Produce an exact copy of all records below.
---------------
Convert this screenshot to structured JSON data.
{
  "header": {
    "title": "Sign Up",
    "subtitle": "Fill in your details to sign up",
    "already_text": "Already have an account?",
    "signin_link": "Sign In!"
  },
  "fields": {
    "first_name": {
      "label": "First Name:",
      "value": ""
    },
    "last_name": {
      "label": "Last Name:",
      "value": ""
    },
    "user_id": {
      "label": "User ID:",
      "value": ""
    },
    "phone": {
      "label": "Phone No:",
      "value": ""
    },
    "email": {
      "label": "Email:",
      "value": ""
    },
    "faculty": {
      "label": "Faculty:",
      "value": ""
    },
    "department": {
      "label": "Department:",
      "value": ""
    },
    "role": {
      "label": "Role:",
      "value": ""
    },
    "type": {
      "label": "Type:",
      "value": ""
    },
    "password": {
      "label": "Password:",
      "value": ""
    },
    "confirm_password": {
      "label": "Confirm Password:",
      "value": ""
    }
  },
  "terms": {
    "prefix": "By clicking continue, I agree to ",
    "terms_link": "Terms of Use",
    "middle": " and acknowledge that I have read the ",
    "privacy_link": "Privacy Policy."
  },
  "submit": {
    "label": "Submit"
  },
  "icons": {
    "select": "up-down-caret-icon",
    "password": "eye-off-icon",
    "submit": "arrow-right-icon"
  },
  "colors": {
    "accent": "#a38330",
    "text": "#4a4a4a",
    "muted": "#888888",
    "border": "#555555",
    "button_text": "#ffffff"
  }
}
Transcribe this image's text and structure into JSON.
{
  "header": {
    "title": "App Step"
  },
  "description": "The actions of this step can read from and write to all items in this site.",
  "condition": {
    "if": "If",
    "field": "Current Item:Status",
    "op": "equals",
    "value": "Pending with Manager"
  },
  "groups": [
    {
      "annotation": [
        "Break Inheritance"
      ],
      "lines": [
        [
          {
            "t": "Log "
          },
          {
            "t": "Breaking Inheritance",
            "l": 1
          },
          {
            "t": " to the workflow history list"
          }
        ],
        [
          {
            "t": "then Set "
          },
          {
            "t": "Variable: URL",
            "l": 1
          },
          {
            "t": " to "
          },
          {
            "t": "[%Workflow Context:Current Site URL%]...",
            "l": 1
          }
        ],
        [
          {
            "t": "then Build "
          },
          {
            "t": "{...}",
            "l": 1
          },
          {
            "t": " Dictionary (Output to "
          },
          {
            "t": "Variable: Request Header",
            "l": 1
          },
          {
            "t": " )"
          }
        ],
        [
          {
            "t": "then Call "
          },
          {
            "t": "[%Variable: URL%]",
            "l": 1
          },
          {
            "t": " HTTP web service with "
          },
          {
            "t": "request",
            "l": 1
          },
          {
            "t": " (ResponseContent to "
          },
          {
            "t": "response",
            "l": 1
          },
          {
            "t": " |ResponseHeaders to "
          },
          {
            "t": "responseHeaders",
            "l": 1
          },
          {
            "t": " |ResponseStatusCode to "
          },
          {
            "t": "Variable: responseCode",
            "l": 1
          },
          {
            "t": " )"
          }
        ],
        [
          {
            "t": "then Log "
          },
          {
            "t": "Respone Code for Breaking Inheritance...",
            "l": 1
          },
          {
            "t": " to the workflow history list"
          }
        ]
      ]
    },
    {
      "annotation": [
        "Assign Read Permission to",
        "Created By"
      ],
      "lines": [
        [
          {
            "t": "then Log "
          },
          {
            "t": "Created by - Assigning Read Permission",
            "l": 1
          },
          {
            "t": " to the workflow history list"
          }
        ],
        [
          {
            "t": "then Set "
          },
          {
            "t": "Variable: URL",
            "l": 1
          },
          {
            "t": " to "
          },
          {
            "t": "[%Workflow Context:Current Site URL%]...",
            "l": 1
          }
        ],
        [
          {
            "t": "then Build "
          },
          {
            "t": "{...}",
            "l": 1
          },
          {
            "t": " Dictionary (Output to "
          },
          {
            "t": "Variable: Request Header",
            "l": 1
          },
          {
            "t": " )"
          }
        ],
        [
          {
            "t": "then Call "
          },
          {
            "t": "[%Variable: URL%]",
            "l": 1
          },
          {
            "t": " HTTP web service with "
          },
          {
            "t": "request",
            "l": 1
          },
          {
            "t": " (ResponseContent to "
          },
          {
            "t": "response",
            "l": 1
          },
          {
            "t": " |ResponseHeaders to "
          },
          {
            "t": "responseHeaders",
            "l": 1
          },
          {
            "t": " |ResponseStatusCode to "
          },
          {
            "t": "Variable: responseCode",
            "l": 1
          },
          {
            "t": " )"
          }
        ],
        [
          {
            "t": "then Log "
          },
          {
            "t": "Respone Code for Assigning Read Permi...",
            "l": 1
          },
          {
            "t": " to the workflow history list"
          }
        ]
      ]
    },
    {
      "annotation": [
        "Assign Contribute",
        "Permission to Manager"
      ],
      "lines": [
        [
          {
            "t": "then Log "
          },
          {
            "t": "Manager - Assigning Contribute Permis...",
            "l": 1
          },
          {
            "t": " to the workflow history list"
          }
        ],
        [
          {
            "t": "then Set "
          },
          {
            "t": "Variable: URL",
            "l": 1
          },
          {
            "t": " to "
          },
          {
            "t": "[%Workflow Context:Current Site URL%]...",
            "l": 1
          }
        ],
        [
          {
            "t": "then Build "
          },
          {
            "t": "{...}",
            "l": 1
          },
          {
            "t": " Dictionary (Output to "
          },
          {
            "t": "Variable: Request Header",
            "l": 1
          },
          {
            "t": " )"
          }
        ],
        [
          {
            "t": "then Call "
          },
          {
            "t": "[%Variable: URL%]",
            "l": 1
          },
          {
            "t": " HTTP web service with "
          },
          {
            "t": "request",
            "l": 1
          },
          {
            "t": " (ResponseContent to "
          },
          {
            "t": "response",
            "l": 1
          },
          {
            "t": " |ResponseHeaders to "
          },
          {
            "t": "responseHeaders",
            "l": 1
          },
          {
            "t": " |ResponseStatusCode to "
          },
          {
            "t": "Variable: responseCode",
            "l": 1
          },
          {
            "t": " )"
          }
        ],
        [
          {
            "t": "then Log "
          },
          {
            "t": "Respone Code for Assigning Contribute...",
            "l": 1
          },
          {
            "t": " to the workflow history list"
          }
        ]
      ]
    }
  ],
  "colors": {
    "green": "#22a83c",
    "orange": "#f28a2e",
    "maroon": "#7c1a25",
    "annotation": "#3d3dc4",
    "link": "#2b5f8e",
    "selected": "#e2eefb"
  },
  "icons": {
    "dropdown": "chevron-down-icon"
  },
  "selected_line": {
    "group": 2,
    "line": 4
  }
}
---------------
Solution:
Convert this screenshot to structured JSON data.
{
  "header": {
    "title": "Sign Up",
    "subtitle": "Fill in your details to sign up",
    "already_text": "Already have an account?",
    "signin_link": "Sign In!"
  },
  "fields": {
    "first_name": {
      "label": "First Name:",
      "value": ""
    },
    "last_name": {
      "label": "Last Name:",
      "value": ""
    },
    "user_id": {
      "label": "User ID:",
      "value": ""
    },
    "phone": {
      "label": "Phone No:",
      "value": ""
    },
    "email": {
      "label": "Email:",
      "value": ""
    },
    "faculty": {
      "label": "Faculty:",
      "value": ""
    },
    "department": {
      "label": "Department:",
      "value": ""
    },
    "role": {
      "label": "Role:",
      "value": ""
    },
    "type": {
      "label": "Type:",
      "value": ""
    },
    "password": {
      "label": "Password:",
      "value": ""
    },
    "confirm_password": {
      "label": "Confirm Password:",
      "value": ""
    }
  },
  "terms": {
    "prefix": "By clicking continue, I agree to ",
    "terms_link": "Terms of Use",
    "middle": " and acknowledge that I have read the ",
    "privacy_link": "Privacy Policy."
  },
  "submit": {
    "label": "Submit"
  },
  "icons": {
    "select": "up-down-caret-icon",
    "password": "eye-off-icon",
    "submit": "arrow-right-icon"
  },
  "colors": {
    "accent": "#a38330",
    "text": "#4a4a4a",
    "muted": "#888888",
    "border": "#555555",
    "button_text": "#ffffff"
  }
}
Transcribe this image's text and structure into JSON.
{
  "header": {
    "title": "App Step"
  },
  "description": "The actions of this step can read from and write to all items in this site.",
  "condition": {
    "if": "If",
    "field": "Current Item:Status",
    "op": "equals",
    "value": "Pending with Manager"
  },
  "groups": [
    {
      "annotation": [
        "Break Inheritance"
      ],
      "lines": [
        [
          {
            "t": "Log "
          },
          {
            "t": "Breaking Inheritance",
            "l": 1
          },
          {
            "t": " to the workflow history list"
          }
        ],
        [
          {
            "t": "then Set "
          },
          {
            "t": "Variable: URL",
            "l": 1
          },
          {
            "t": " to "
          },
          {
            "t": "[%Workflow Context:Current Site URL%]...",
            "l": 1
          }
        ],
        [
          {
            "t": "then Build "
          },
          {
            "t": "{...}",
            "l": 1
          },
          {
            "t": " Dictionary (Output to "
          },
          {
            "t": "Variable: Request Header",
            "l": 1
          },
          {
            "t": " )"
          }
        ],
        [
          {
            "t": "then Call "
          },
          {
            "t": "[%Variable: URL%]",
            "l": 1
          },
          {
            "t": " HTTP web service with "
          },
          {
            "t": "request",
            "l": 1
          },
          {
            "t": " (ResponseContent to "
          },
          {
            "t": "response",
            "l": 1
          },
          {
            "t": " |ResponseHeaders to "
          },
          {
            "t": "responseHeaders",
            "l": 1
          },
          {
            "t": " |ResponseStatusCode to "
          },
          {
            "t": "Variable: responseCode",
            "l": 1
          },
          {
            "t": " )"
          }
        ],
        [
          {
            "t": "then Log "
          },
          {
            "t": "Respone Code for Breaking Inheritance...",
            "l": 1
          },
          {
            "t": " to the workflow history list"
          }
        ]
      ]
    },
    {
      "annotation": [
        "Assign Read Permission to",
        "Created By"
      ],
      "lines": [
        [
          {
            "t": "then Log "
          },
          {
            "t": "Created by - Assigning Read Permission",
            "l": 1
          },
          {
            "t": " to the workflow history list"
          }
        ],
        [
          {
            "t": "then Set "
          },
          {
            "t": "Variable: URL",
            "l": 1
          },
          {
            "t": " to "
          },
          {
            "t": "[%Workflow Context:Current Site URL%]...",
            "l": 1
          }
        ],
        [
          {
            "t": "then Build "
          },
          {
            "t": "{...}",
            "l": 1
          },
          {
            "t": " Dictionary (Output to "
          },
          {
            "t": "Variable: Request Header",
            "l": 1
          },
          {
            "t": " )"
          }
        ],
        [
          {
            "t": "then Call "
          },
          {
            "t": "[%Variable: URL%]",
            "l": 1
          },
          {
            "t": " HTTP web service with "
          },
          {
            "t": "request",
            "l": 1
          },
          {
            "t": " (ResponseContent to "
          },
          {
            "t": "response",
            "l": 1
          },
          {
            "t": " |ResponseHeaders to "
          },
          {
            "t": "responseHeaders",
            "l": 1
          },
          {
            "t": " |ResponseStatusCode to "
          },
          {
            "t": "Variable: responseCode",
            "l": 1
          },
          {
            "t": " )"
          }
        ],
        [
          {
            "t": "then Log "
          },
          {
            "t": "Respone Code for Assigning Read Permi...",
            "l": 1
          },
          {
            "t": " to the workflow history list"
          }
        ]
      ]
    },
    {
      "annotation": [
        "Assign Contribute",
        "Permission to Manager"
      ],
      "lines": [
        [
          {
            "t": "then Log "
          },
          {
            "t": "Manager - Assigning Contribute Permis...",
            "l": 1
          },
          {
            "t": " to the workflow history list"
          }
        ],
        [
          {
            "t": "then Set "
          },
          {
            "t": "Variable: URL",
            "l": 1
          },
          {
            "t": " to "
          },
          {
            "t": "[%Workflow Context:Current Site URL%]...",
            "l": 1
          }
        ],
        [
          {
            "t": "then Build "
          },
          {
            "t": "{...}",
            "l": 1
          },
          {
            "t": " Dictionary (Output to "
          },
          {
            "t": "Variable: Request Header",
            "l": 1
          },
          {
            "t": " )"
          }
        ],
        [
          {
            "t": "then Call "
          },
          {
            "t": "[%Variable: URL%]",
            "l": 1
          },
          {
            "t": " HTTP web service with "
          },
          {
            "t": "request",
            "l": 1
          },
          {
            "t": " (ResponseContent to "
          },
          {
            "t": "response",
            "l": 1
          },
          {
            "t": " |ResponseHeaders to "
          },
          {
            "t": "responseHeaders",
            "l": 1
          },
          {
            "t": " |ResponseStatusCode to "
          },
          {
            "t": "Variable: responseCode",
            "l": 1
          },
          {
            "t": " )"
          }
        ],
        [
          {
            "t": "then Log "
          },
          {
            "t": "Respone Code for Assigning Contribute...",
            "l": 1
          },
          {
            "t": " to the workflow history list"
          }
        ]
      ]
    }
  ],
  "colors": {
    "green": "#22a83c",
    "orange": "#f28a2e",
    "maroon": "#7c1a25",
    "annotation": "#3d3dc4",
    "link": "#2b5f8e",
    "selected": "#e2eefb"
  },
  "icons": {
    "dropdown": "chevron-down-icon"
  },
  "selected_line": {
    "group": 2,
    "line": 4
  }
}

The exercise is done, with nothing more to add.